(DATA IN THIS EXERCISE)

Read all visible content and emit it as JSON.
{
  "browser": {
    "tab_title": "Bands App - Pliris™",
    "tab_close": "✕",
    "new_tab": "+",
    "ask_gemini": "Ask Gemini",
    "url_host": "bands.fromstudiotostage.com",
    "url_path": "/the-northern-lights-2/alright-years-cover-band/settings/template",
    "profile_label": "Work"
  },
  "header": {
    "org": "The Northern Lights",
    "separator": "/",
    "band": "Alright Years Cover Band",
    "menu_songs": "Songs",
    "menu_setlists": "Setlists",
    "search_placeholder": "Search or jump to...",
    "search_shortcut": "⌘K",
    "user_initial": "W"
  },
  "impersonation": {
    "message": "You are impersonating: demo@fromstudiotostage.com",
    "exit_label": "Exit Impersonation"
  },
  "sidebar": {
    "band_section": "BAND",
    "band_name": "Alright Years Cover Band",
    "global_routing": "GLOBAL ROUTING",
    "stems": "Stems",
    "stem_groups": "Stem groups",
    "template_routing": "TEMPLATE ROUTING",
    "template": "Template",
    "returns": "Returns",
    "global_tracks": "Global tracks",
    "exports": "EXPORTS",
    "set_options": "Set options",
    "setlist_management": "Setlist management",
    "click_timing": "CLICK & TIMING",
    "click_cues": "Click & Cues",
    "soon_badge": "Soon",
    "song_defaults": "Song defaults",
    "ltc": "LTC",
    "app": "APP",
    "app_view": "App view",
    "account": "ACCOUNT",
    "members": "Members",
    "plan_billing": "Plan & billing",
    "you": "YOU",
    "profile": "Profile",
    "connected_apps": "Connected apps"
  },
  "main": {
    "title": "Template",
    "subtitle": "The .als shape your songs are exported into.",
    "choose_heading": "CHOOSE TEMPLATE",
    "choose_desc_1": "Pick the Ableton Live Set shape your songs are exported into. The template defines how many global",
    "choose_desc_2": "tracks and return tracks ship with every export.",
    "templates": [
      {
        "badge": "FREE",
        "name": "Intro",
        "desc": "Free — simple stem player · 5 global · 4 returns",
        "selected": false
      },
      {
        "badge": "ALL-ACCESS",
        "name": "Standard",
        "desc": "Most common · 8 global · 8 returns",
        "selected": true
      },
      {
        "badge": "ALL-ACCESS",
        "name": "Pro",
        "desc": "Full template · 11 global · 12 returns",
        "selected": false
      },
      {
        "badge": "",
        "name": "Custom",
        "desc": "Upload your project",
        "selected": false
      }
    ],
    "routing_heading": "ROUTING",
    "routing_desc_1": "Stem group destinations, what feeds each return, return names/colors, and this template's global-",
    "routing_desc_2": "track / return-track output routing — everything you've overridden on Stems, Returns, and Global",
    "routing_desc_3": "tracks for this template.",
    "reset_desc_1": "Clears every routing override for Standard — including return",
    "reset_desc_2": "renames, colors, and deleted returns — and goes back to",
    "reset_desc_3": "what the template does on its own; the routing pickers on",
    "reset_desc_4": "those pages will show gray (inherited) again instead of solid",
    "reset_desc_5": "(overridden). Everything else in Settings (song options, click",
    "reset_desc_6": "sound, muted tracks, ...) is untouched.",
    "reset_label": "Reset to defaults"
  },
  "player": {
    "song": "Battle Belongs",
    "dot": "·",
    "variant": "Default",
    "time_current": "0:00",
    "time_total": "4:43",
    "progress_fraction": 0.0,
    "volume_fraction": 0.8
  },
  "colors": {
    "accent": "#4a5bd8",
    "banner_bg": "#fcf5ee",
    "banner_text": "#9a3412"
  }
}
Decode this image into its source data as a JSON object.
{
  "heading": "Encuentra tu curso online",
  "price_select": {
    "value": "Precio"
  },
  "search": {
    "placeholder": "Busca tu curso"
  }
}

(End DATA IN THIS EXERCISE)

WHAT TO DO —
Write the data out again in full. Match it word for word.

WRITTEN SOLUTION —
Read all visible content and emit it as JSON.
{
  "browser": {
    "tab_title": "Bands App - Pliris™",
    "tab_close": "✕",
    "new_tab": "+",
    "ask_gemini": "Ask Gemini",
    "url_host": "bands.fromstudiotostage.com",
    "url_path": "/the-northern-lights-2/alright-years-cover-band/settings/template",
    "profile_label": "Work"
  },
  "header": {
    "org": "The Northern Lights",
    "separator": "/",
    "band": "Alright Years Cover Band",
    "menu_songs": "Songs",
    "menu_setlists": "Setlists",
    "search_placeholder": "Search or jump to...",
    "search_shortcut": "⌘K",
    "user_initial": "W"
  },
  "impersonation": {
    "message": "You are impersonating: demo@fromstudiotostage.com",
    "exit_label": "Exit Impersonation"
  },
  "sidebar": {
    "band_section": "BAND",
    "band_name": "Alright Years Cover Band",
    "global_routing": "GLOBAL ROUTING",
    "stems": "Stems",
    "stem_groups": "Stem groups",
    "template_routing": "TEMPLATE ROUTING",
    "template": "Template",
    "returns": "Returns",
    "global_tracks": "Global tracks",
    "exports": "EXPORTS",
    "set_options": "Set options",
    "setlist_management": "Setlist management",
    "click_timing": "CLICK & TIMING",
    "click_cues": "Click & Cues",
    "soon_badge": "Soon",
    "song_defaults": "Song defaults",
    "ltc": "LTC",
    "app": "APP",
    "app_view": "App view",
    "account": "ACCOUNT",
    "members": "Members",
    "plan_billing": "Plan & billing",
    "you": "YOU",
    "profile": "Profile",
    "connected_apps": "Connected apps"
  },
  "main": {
    "title": "Template",
    "subtitle": "The .als shape your songs are exported into.",
    "choose_heading": "CHOOSE TEMPLATE",
    "choose_desc_1": "Pick the Ableton Live Set shape your songs are exported into. The template defines how many global",
    "choose_desc_2": "tracks and return tracks ship with every export.",
    "templates": [
      {
        "badge": "FREE",
        "name": "Intro",
        "desc": "Free — simple stem player · 5 global · 4 returns",
        "selected": false
      },
      {
        "badge": "ALL-ACCESS",
        "name": "Standard",
        "desc": "Most common · 8 global · 8 returns",
        "selected": true
      },
      {
        "badge": "ALL-ACCESS",
        "name": "Pro",
        "desc": "Full template · 11 global · 12 returns",
        "selected": false
      },
      {
        "badge": "",
        "name": "Custom",
        "desc": "Upload your project",
        "selected": false
      }
    ],
    "routing_heading": "ROUTING",
    "routing_desc_1": "Stem group destinations, what feeds each return, return names/colors, and this template's global-",
    "routing_desc_2": "track / return-track output routing — everything you've overridden on Stems, Returns, and Global",
    "routing_desc_3": "tracks for this template.",
    "reset_desc_1": "Clears every routing override for Standard — including return",
    "reset_desc_2": "renames, colors, and deleted returns — and goes back to",
    "reset_desc_3": "what the template does on its own; the routing pickers on",
    "reset_desc_4": "those pages will show gray (inherited) again instead of solid",
    "reset_desc_5": "(overridden). Everything else in Settings (song options, click",
    "reset_desc_6": "sound, muted tracks, ...) is untouched.",
    "reset_label": "Reset to defaults"
  },
  "player": {
    "song": "Battle Belongs",
    "dot": "·",
    "variant": "Default",
    "time_current": "0:00",
    "time_total": "4:43",
    "progress_fraction": 0.0,
    "volume_fraction": 0.8
  },
  "colors": {
    "accent": "#4a5bd8",
    "banner_bg": "#fcf5ee",
    "banner_text": "#9a3412"
  }
}
Decode this image into its source data as a JSON object.
{
  "heading": "Encuentra tu curso online",
  "price_select": {
    "value": "Precio"
  },
  "search": {
    "placeholder": "Busca tu curso"
  }
}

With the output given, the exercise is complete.